**Work item:** Search the records for the word "Data" and pick out every line that has it.

○ ○ ○ ○ ○

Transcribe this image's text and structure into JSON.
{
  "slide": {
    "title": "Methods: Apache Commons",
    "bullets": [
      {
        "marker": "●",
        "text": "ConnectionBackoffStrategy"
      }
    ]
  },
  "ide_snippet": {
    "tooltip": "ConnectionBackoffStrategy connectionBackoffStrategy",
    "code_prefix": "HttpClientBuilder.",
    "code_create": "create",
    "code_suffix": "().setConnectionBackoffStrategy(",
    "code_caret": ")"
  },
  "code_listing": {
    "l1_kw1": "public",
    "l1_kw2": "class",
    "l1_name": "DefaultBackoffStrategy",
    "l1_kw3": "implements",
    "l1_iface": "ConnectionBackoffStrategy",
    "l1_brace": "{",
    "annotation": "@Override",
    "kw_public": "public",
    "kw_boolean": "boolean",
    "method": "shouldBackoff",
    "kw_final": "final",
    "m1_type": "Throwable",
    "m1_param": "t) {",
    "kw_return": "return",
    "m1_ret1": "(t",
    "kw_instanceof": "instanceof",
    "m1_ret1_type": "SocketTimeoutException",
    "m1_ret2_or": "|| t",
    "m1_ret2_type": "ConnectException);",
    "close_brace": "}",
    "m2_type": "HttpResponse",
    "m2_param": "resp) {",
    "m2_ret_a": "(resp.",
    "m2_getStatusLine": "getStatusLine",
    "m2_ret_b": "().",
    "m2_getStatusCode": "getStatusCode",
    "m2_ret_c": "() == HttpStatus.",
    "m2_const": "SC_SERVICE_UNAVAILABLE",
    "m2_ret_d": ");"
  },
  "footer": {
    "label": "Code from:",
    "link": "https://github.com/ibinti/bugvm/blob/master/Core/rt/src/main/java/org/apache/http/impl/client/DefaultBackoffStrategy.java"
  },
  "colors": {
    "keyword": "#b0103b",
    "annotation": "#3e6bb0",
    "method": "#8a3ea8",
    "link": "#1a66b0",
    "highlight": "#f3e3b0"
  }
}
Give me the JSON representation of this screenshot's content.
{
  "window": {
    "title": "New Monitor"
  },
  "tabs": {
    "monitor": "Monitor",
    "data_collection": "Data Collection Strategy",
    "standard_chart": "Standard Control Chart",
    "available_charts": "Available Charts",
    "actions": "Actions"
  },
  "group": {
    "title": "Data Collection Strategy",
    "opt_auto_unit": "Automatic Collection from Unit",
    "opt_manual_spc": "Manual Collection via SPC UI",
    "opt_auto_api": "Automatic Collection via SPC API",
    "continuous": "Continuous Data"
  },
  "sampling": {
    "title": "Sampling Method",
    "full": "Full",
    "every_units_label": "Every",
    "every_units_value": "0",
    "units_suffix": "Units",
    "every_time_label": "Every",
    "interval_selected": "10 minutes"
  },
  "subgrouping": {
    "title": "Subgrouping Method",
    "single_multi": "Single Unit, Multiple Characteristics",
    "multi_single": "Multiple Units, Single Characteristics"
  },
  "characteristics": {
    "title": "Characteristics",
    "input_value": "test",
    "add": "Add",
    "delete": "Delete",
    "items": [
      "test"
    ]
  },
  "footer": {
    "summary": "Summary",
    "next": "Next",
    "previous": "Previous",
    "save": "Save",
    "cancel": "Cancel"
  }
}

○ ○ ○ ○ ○

**Response area:**
    "data_collection": "Data Collection Strategy",
    "title": "Data Collection Strategy",
    "continuous": "Continuous Data"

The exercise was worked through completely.